- [GOAL OF THE EXERCISE] Retype the following records exactly and exclude the pictures.
* * *
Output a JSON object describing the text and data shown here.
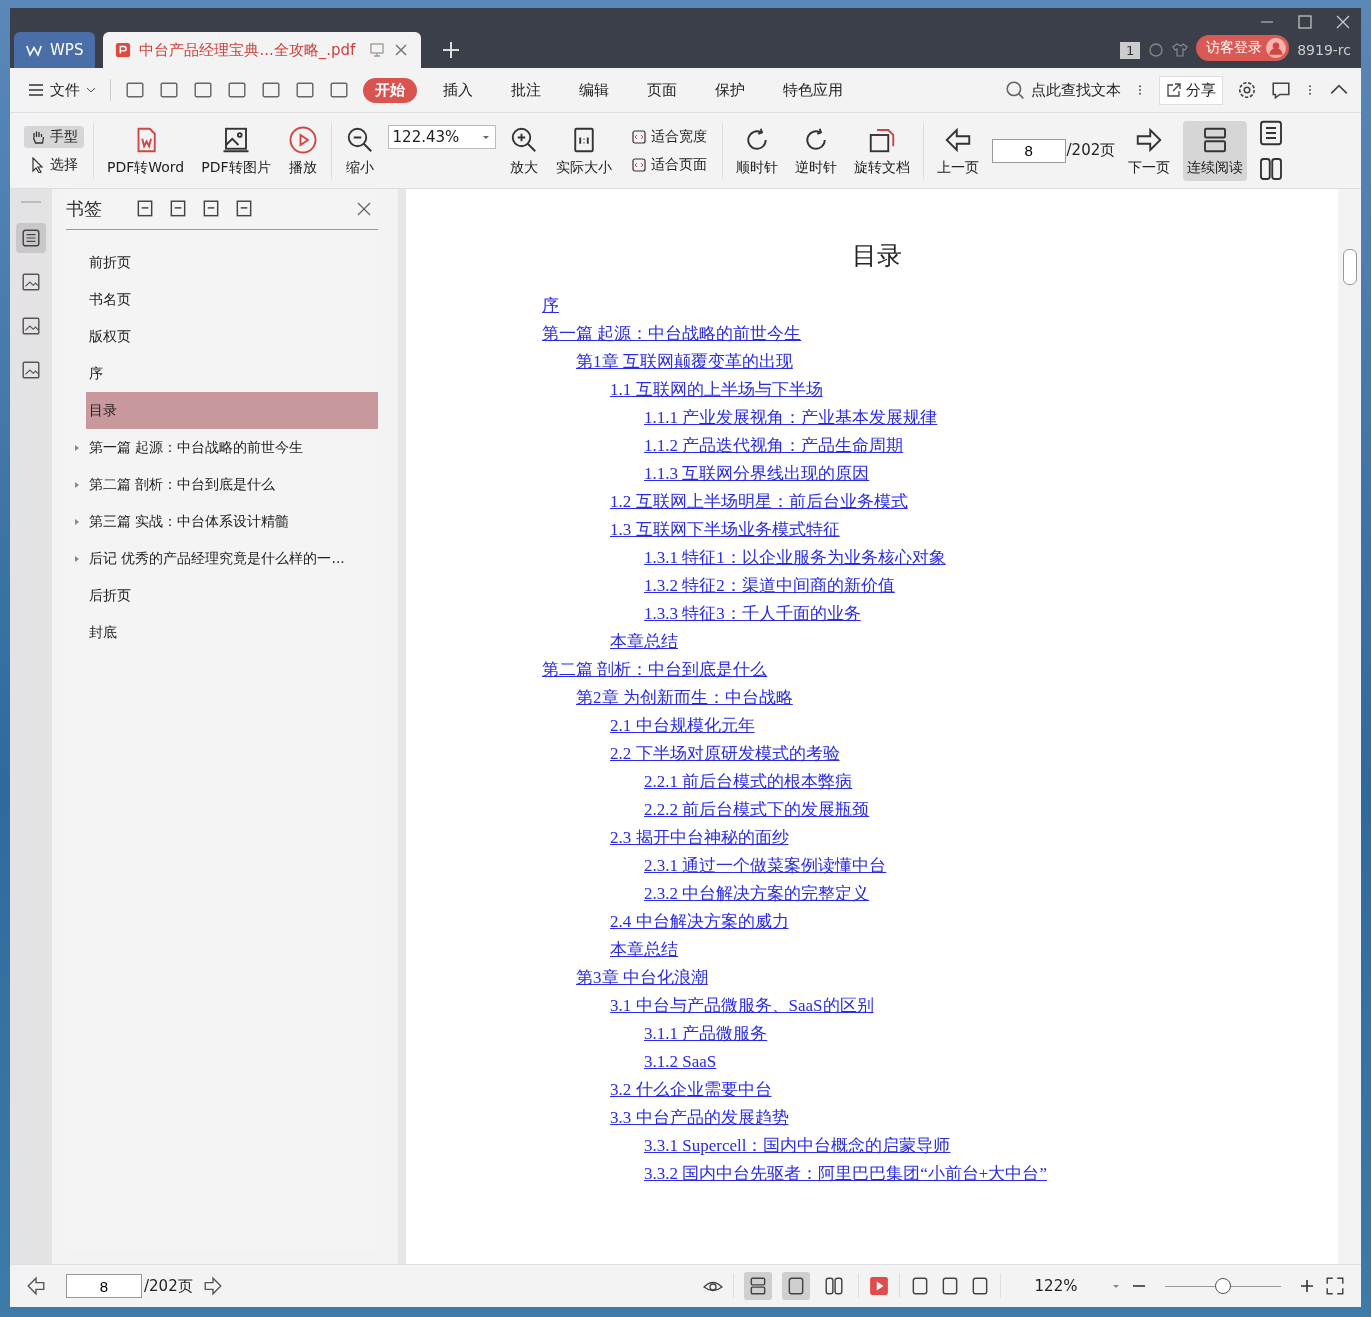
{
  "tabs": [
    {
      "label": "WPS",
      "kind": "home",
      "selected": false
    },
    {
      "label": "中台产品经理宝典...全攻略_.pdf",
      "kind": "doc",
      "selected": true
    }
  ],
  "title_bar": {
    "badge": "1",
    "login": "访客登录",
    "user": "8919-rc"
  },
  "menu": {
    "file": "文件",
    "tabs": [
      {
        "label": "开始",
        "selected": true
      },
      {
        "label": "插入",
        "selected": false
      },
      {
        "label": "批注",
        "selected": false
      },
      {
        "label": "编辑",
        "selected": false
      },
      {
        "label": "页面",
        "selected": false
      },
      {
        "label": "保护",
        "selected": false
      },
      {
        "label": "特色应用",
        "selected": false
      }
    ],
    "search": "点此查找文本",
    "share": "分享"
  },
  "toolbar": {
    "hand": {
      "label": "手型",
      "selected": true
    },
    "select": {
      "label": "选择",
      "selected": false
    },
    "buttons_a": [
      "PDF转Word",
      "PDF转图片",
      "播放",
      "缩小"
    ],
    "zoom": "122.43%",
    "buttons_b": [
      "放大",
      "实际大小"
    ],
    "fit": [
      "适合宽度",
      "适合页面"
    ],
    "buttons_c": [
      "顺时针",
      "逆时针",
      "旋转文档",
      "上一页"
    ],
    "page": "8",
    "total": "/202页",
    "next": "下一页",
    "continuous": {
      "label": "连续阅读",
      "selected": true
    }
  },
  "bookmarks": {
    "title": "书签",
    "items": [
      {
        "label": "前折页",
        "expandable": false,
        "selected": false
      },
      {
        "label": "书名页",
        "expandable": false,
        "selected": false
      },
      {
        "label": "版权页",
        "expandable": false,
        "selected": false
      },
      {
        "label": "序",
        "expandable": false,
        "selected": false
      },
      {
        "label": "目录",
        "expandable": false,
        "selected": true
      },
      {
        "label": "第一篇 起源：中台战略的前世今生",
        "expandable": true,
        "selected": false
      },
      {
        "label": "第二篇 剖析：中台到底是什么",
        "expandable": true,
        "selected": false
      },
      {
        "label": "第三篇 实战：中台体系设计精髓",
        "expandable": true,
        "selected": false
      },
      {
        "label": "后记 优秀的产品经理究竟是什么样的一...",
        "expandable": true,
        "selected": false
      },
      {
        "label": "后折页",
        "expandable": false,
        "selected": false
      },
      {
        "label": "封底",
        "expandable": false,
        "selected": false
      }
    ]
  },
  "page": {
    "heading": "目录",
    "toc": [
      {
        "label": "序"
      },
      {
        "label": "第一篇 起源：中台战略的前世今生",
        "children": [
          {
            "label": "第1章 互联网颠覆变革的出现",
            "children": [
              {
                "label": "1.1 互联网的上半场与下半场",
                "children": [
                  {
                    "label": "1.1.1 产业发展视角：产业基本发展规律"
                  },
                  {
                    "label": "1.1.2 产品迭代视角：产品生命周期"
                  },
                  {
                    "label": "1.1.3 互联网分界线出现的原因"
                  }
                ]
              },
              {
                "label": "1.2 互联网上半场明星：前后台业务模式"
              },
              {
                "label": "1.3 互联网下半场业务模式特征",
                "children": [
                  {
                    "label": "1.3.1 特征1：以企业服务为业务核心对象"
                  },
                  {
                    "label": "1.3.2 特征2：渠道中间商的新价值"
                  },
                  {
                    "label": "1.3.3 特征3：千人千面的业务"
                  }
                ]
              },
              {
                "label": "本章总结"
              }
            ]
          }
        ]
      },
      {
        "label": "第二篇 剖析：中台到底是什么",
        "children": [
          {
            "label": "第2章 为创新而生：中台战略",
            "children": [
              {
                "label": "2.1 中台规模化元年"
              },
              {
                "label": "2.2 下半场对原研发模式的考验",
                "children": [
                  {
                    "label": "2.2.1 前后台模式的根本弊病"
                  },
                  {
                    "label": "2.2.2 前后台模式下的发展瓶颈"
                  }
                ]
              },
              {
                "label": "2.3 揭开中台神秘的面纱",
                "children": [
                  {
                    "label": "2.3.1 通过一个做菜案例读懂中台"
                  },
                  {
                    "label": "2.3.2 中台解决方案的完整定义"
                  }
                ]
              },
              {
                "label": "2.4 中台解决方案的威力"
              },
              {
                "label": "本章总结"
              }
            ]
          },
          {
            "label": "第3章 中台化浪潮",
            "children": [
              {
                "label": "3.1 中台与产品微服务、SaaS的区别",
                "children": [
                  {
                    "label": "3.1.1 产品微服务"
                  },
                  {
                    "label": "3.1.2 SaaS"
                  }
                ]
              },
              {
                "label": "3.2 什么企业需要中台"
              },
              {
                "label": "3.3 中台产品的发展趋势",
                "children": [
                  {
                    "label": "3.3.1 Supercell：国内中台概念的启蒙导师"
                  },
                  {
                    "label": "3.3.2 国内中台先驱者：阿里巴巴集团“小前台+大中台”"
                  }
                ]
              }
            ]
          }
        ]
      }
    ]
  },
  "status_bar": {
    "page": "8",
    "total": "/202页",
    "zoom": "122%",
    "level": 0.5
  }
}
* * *
- [WRITTEN ANSWER]
Output a JSON object describing the text and data shown here.
{
  "tabs": [
    {
      "label": "WPS",
      "kind": "home",
      "selected": false
    },
    {
      "label": "中台产品经理宝典...全攻略_.pdf",
      "kind": "doc",
      "selected": true
    }
  ],
  "title_bar": {
    "badge": "1",
    "login": "访客登录",
    "user": "8919-rc"
  },
  "menu": {
    "file": "文件",
    "tabs": [
      {
        "label": "开始",
        "selected": true
      },
      {
        "label": "插入",
        "selected": false
      },
      {
        "label": "批注",
        "selected": false
      },
      {
        "label": "编辑",
        "selected": false
      },
      {
        "label": "页面",
        "selected": false
      },
      {
        "label": "保护",
        "selected": false
      },
      {
        "label": "特色应用",
        "selected": false
      }
    ],
    "search": "点此查找文本",
    "share": "分享"
  },
  "toolbar": {
    "hand": {
      "label": "手型",
      "selected": true
    },
    "select": {
      "label": "选择",
      "selected": false
    },
    "buttons_a": [
      "PDF转Word",
      "PDF转图片",
      "播放",
      "缩小"
    ],
    "zoom": "122.43%",
    "buttons_b": [
      "放大",
      "实际大小"
    ],
    "fit": [
      "适合宽度",
      "适合页面"
    ],
    "buttons_c": [
      "顺时针",
      "逆时针",
      "旋转文档",
      "上一页"
    ],
    "page": "8",
    "total": "/202页",
    "next": "下一页",
    "continuous": {
      "label": "连续阅读",
      "selected": true
    }
  },
  "bookmarks": {
    "title": "书签",
    "items": [
      {
        "label": "前折页",
        "expandable": false,
        "selected": false
      },
      {
        "label": "书名页",
        "expandable": false,
        "selected": false
      },
      {
        "label": "版权页",
        "expandable": false,
        "selected": false
      },
      {
        "label": "序",
        "expandable": false,
        "selected": false
      },
      {
        "label": "目录",
        "expandable": false,
        "selected": true
      },
      {
        "label": "第一篇 起源：中台战略的前世今生",
        "expandable": true,
        "selected": false
      },
      {
        "label": "第二篇 剖析：中台到底是什么",
        "expandable": true,
        "selected": false
      },
      {
        "label": "第三篇 实战：中台体系设计精髓",
        "expandable": true,
        "selected": false
      },
      {
        "label": "后记 优秀的产品经理究竟是什么样的一...",
        "expandable": true,
        "selected": false
      },
      {
        "label": "后折页",
        "expandable": false,
        "selected": false
      },
      {
        "label": "封底",
        "expandable": false,
        "selected": false
      }
    ]
  },
  "page": {
    "heading": "目录",
    "toc": [
      {
        "label": "序"
      },
      {
        "label": "第一篇 起源：中台战略的前世今生",
        "children": [
          {
            "label": "第1章 互联网颠覆变革的出现",
            "children": [
              {
                "label": "1.1 互联网的上半场与下半场",
                "children": [
                  {
                    "label": "1.1.1 产业发展视角：产业基本发展规律"
                  },
                  {
                    "label": "1.1.2 产品迭代视角：产品生命周期"
                  },
                  {
                    "label": "1.1.3 互联网分界线出现的原因"
                  }
                ]
              },
              {
                "label": "1.2 互联网上半场明星：前后台业务模式"
              },
              {
                "label": "1.3 互联网下半场业务模式特征",
                "children": [
                  {
                    "label": "1.3.1 特征1：以企业服务为业务核心对象"
                  },
                  {
                    "label": "1.3.2 特征2：渠道中间商的新价值"
                  },
                  {
                    "label": "1.3.3 特征3：千人千面的业务"
                  }
                ]
              },
              {
                "label": "本章总结"
              }
            ]
          }
        ]
      },
      {
        "label": "第二篇 剖析：中台到底是什么",
        "children": [
          {
            "label": "第2章 为创新而生：中台战略",
            "children": [
              {
                "label": "2.1 中台规模化元年"
              },
              {
                "label": "2.2 下半场对原研发模式的考验",
                "children": [
                  {
                    "label": "2.2.1 前后台模式的根本弊病"
                  },
                  {
                    "label": "2.2.2 前后台模式下的发展瓶颈"
                  }
                ]
              },
              {
                "label": "2.3 揭开中台神秘的面纱",
                "children": [
                  {
                    "label": "2.3.1 通过一个做菜案例读懂中台"
                  },
                  {
                    "label": "2.3.2 中台解决方案的完整定义"
                  }
                ]
              },
              {
                "label": "2.4 中台解决方案的威力"
              },
              {
                "label": "本章总结"
              }
            ]
          },
          {
            "label": "第3章 中台化浪潮",
            "children": [
              {
                "label": "3.1 中台与产品微服务、SaaS的区别",
                "children": [
                  {
                    "label": "3.1.1 产品微服务"
                  },
                  {
                    "label": "3.1.2 SaaS"
                  }
                ]
              },
              {
                "label": "3.2 什么企业需要中台"
              },
              {
                "label": "3.3 中台产品的发展趋势",
                "children": [
                  {
                    "label": "3.3.1 Supercell：国内中台概念的启蒙导师"
                  },
                  {
                    "label": "3.3.2 国内中台先驱者：阿里巴巴集团“小前台+大中台”"
                  }
                ]
              }
            ]
          }
        ]
      }
    ]
  },
  "status_bar": {
    "page": "8",
    "total": "/202页",
    "zoom": "122%",
    "level": 0.5
  }
}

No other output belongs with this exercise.